Councillors agree to look at water fluoridation in Sheffield

Greg Fell, director of public health for Sheffield
Greg Fell, director of public health for Sheffield

It’s a controversial subject – should fluoridation be added to people’s drinking water in Sheffield?

The council’s Cabinet has agreed to look at the issue but has stressed it is just a fact finding mission.

Some areas of the UK have water fluoridation to improve dental health but many people oppose what they view as mass medication.

Local authorities are responsible for making the decision and Sheffield has agreed to explore the implications and cost.

The review will look at whether it is technically possible for Yorkshire Water to fluoridate the geographic area of Sheffield and whether it would also affect neighbouring towns.

Greg Fell, Director of Public Health in Sheffield, says in report: “The oral health vision is for all Sheffield residents to be able to speak, smile and eat with confidence and without pain or discomfort from their teeth or mouths.

“This is a technical exercise. We need to understand the costs and extra work needed for the city should we proceed.”

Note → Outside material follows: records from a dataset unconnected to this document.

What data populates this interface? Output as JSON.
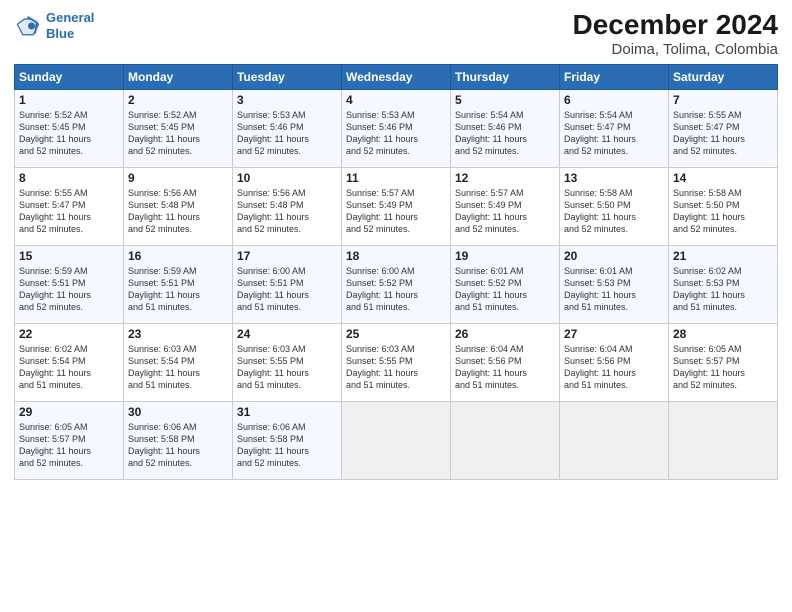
{
  "header": {
    "logo_line1": "General",
    "logo_line2": "Blue",
    "title": "December 2024",
    "subtitle": "Doima, Tolima, Colombia"
  },
  "days_of_week": [
    "Sunday",
    "Monday",
    "Tuesday",
    "Wednesday",
    "Thursday",
    "Friday",
    "Saturday"
  ],
  "weeks": [
    [
      {
        "day": "1",
        "info": "Sunrise: 5:52 AM\nSunset: 5:45 PM\nDaylight: 11 hours\nand 52 minutes."
      },
      {
        "day": "2",
        "info": "Sunrise: 5:52 AM\nSunset: 5:45 PM\nDaylight: 11 hours\nand 52 minutes."
      },
      {
        "day": "3",
        "info": "Sunrise: 5:53 AM\nSunset: 5:46 PM\nDaylight: 11 hours\nand 52 minutes."
      },
      {
        "day": "4",
        "info": "Sunrise: 5:53 AM\nSunset: 5:46 PM\nDaylight: 11 hours\nand 52 minutes."
      },
      {
        "day": "5",
        "info": "Sunrise: 5:54 AM\nSunset: 5:46 PM\nDaylight: 11 hours\nand 52 minutes."
      },
      {
        "day": "6",
        "info": "Sunrise: 5:54 AM\nSunset: 5:47 PM\nDaylight: 11 hours\nand 52 minutes."
      },
      {
        "day": "7",
        "info": "Sunrise: 5:55 AM\nSunset: 5:47 PM\nDaylight: 11 hours\nand 52 minutes."
      }
    ],
    [
      {
        "day": "8",
        "info": "Sunrise: 5:55 AM\nSunset: 5:47 PM\nDaylight: 11 hours\nand 52 minutes."
      },
      {
        "day": "9",
        "info": "Sunrise: 5:56 AM\nSunset: 5:48 PM\nDaylight: 11 hours\nand 52 minutes."
      },
      {
        "day": "10",
        "info": "Sunrise: 5:56 AM\nSunset: 5:48 PM\nDaylight: 11 hours\nand 52 minutes."
      },
      {
        "day": "11",
        "info": "Sunrise: 5:57 AM\nSunset: 5:49 PM\nDaylight: 11 hours\nand 52 minutes."
      },
      {
        "day": "12",
        "info": "Sunrise: 5:57 AM\nSunset: 5:49 PM\nDaylight: 11 hours\nand 52 minutes."
      },
      {
        "day": "13",
        "info": "Sunrise: 5:58 AM\nSunset: 5:50 PM\nDaylight: 11 hours\nand 52 minutes."
      },
      {
        "day": "14",
        "info": "Sunrise: 5:58 AM\nSunset: 5:50 PM\nDaylight: 11 hours\nand 52 minutes."
      }
    ],
    [
      {
        "day": "15",
        "info": "Sunrise: 5:59 AM\nSunset: 5:51 PM\nDaylight: 11 hours\nand 52 minutes."
      },
      {
        "day": "16",
        "info": "Sunrise: 5:59 AM\nSunset: 5:51 PM\nDaylight: 11 hours\nand 51 minutes."
      },
      {
        "day": "17",
        "info": "Sunrise: 6:00 AM\nSunset: 5:51 PM\nDaylight: 11 hours\nand 51 minutes."
      },
      {
        "day": "18",
        "info": "Sunrise: 6:00 AM\nSunset: 5:52 PM\nDaylight: 11 hours\nand 51 minutes."
      },
      {
        "day": "19",
        "info": "Sunrise: 6:01 AM\nSunset: 5:52 PM\nDaylight: 11 hours\nand 51 minutes."
      },
      {
        "day": "20",
        "info": "Sunrise: 6:01 AM\nSunset: 5:53 PM\nDaylight: 11 hours\nand 51 minutes."
      },
      {
        "day": "21",
        "info": "Sunrise: 6:02 AM\nSunset: 5:53 PM\nDaylight: 11 hours\nand 51 minutes."
      }
    ],
    [
      {
        "day": "22",
        "info": "Sunrise: 6:02 AM\nSunset: 5:54 PM\nDaylight: 11 hours\nand 51 minutes."
      },
      {
        "day": "23",
        "info": "Sunrise: 6:03 AM\nSunset: 5:54 PM\nDaylight: 11 hours\nand 51 minutes."
      },
      {
        "day": "24",
        "info": "Sunrise: 6:03 AM\nSunset: 5:55 PM\nDaylight: 11 hours\nand 51 minutes."
      },
      {
        "day": "25",
        "info": "Sunrise: 6:03 AM\nSunset: 5:55 PM\nDaylight: 11 hours\nand 51 minutes."
      },
      {
        "day": "26",
        "info": "Sunrise: 6:04 AM\nSunset: 5:56 PM\nDaylight: 11 hours\nand 51 minutes."
      },
      {
        "day": "27",
        "info": "Sunrise: 6:04 AM\nSunset: 5:56 PM\nDaylight: 11 hours\nand 51 minutes."
      },
      {
        "day": "28",
        "info": "Sunrise: 6:05 AM\nSunset: 5:57 PM\nDaylight: 11 hours\nand 52 minutes."
      }
    ],
    [
      {
        "day": "29",
        "info": "Sunrise: 6:05 AM\nSunset: 5:57 PM\nDaylight: 11 hours\nand 52 minutes."
      },
      {
        "day": "30",
        "info": "Sunrise: 6:06 AM\nSunset: 5:58 PM\nDaylight: 11 hours\nand 52 minutes."
      },
      {
        "day": "31",
        "info": "Sunrise: 6:06 AM\nSunset: 5:58 PM\nDaylight: 11 hours\nand 52 minutes."
      },
      {
        "day": "",
        "info": ""
      },
      {
        "day": "",
        "info": ""
      },
      {
        "day": "",
        "info": ""
      },
      {
        "day": "",
        "info": ""
      }
    ]
  ]
}
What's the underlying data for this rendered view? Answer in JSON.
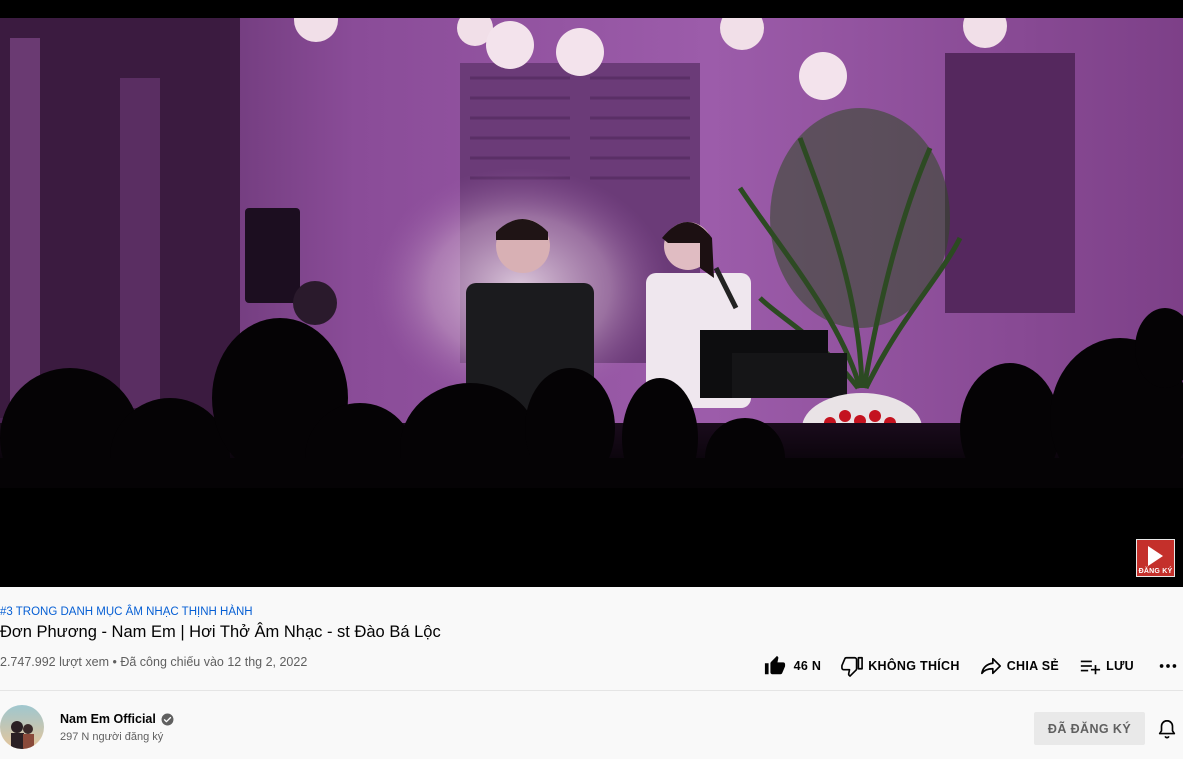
{
  "video": {
    "watermark_label": "ĐĂNG KÝ"
  },
  "info": {
    "trending": "#3 TRONG DANH MỤC ÂM NHẠC THỊNH HÀNH",
    "title": "Đơn Phương - Nam Em | Hơi Thở Âm Nhạc - st Đào Bá Lộc",
    "views": "2.747.992 lượt xem",
    "separator": "•",
    "premiered": "Đã công chiếu vào 12 thg 2, 2022"
  },
  "actions": {
    "like_count": "46 N",
    "dislike_label": "KHÔNG THÍCH",
    "share_label": "CHIA SẺ",
    "save_label": "LƯU",
    "icons": [
      "thumb-up-icon",
      "thumb-down-icon",
      "share-icon",
      "playlist-add-icon",
      "more-horizontal-icon"
    ]
  },
  "channel": {
    "name": "Nam Em Official",
    "subscribers": "297 N người đăng ký",
    "subscribed_label": "ĐÃ ĐĂNG KÝ",
    "icons": [
      "verified-icon",
      "bell-icon"
    ]
  },
  "colors": {
    "accent_link": "#065fd4",
    "watermark_red": "#c4302b",
    "stage_purple": "#7a3f8a",
    "background": "#f9f9f9"
  }
}
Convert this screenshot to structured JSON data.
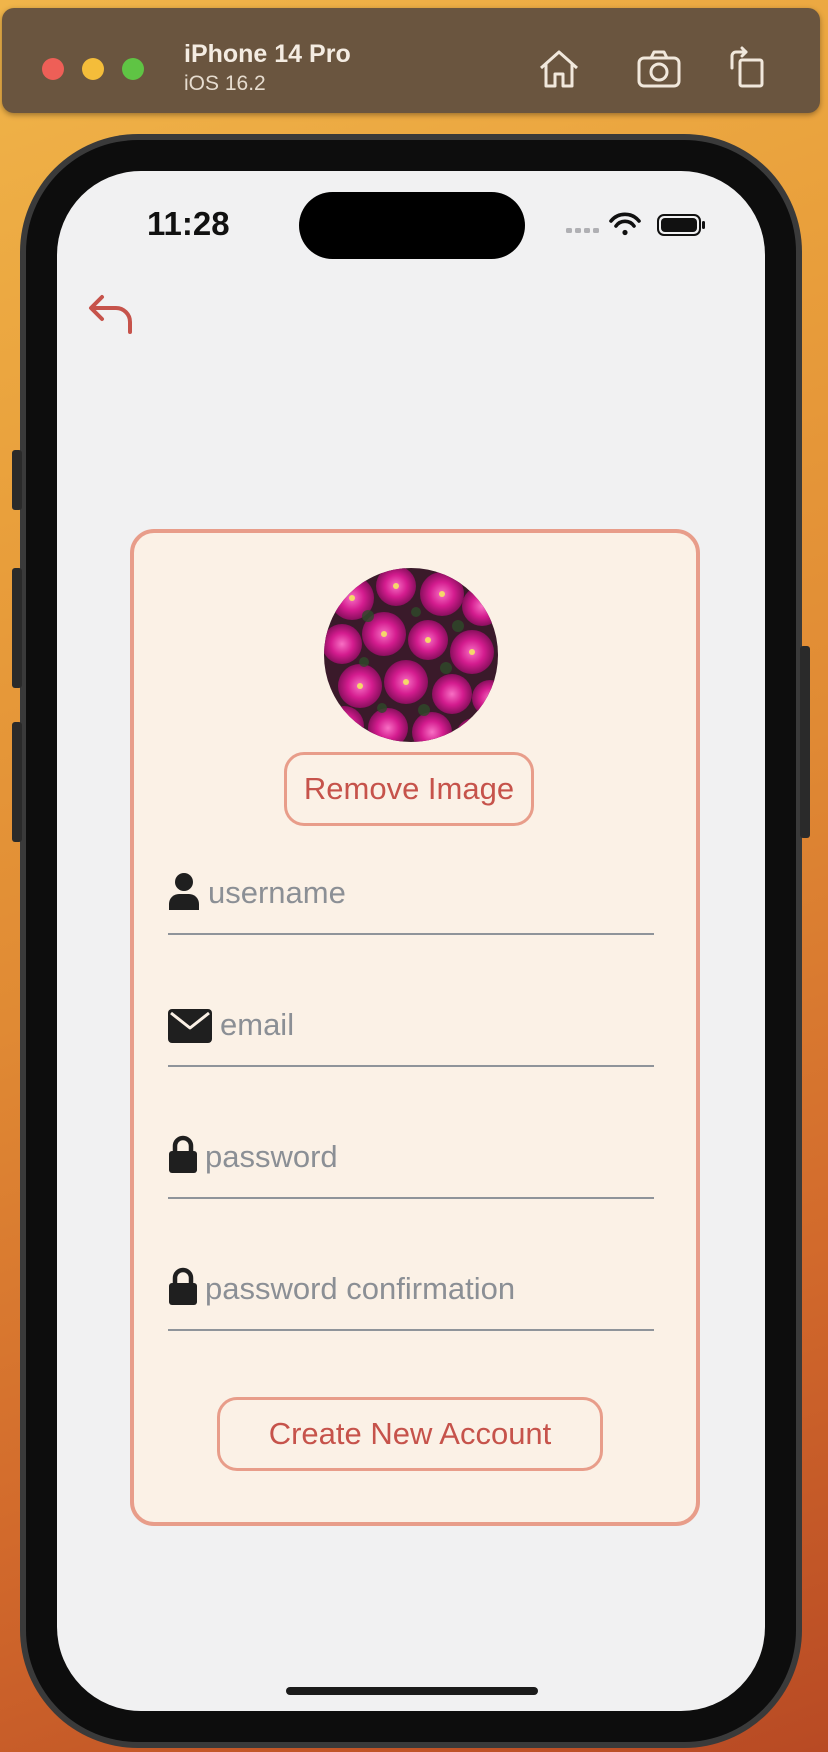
{
  "simulator": {
    "device_name": "iPhone 14 Pro",
    "os_version": "iOS 16.2",
    "toolbar_icons": [
      "home-icon",
      "screenshot-icon",
      "rotate-icon"
    ]
  },
  "status_bar": {
    "time": "11:28",
    "icons": [
      "cellular-icon",
      "wifi-icon",
      "battery-icon"
    ]
  },
  "nav": {
    "back_icon": "back-arrow-icon"
  },
  "form": {
    "remove_image_label": "Remove Image",
    "fields": [
      {
        "icon": "user-icon",
        "placeholder": "username",
        "value": ""
      },
      {
        "icon": "envelope-icon",
        "placeholder": "email",
        "value": ""
      },
      {
        "icon": "lock-icon",
        "placeholder": "password",
        "value": ""
      },
      {
        "icon": "lock-icon",
        "placeholder": "password confirmation",
        "value": ""
      }
    ],
    "submit_label": "Create New Account"
  },
  "colors": {
    "accent": "#c6534b",
    "card_border": "#e89d8a",
    "card_background": "#fbf1e6",
    "screen_background": "#f1f1f2",
    "placeholder": "#8b8f95"
  }
}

There is extensive legislation before it can be done. The council must develop a proposal and ask the Government if it can proceed. It must then consult with neighbouring local authorities and members of public for a minimum of three months. A final proposal is the submitted to the Secretary of State.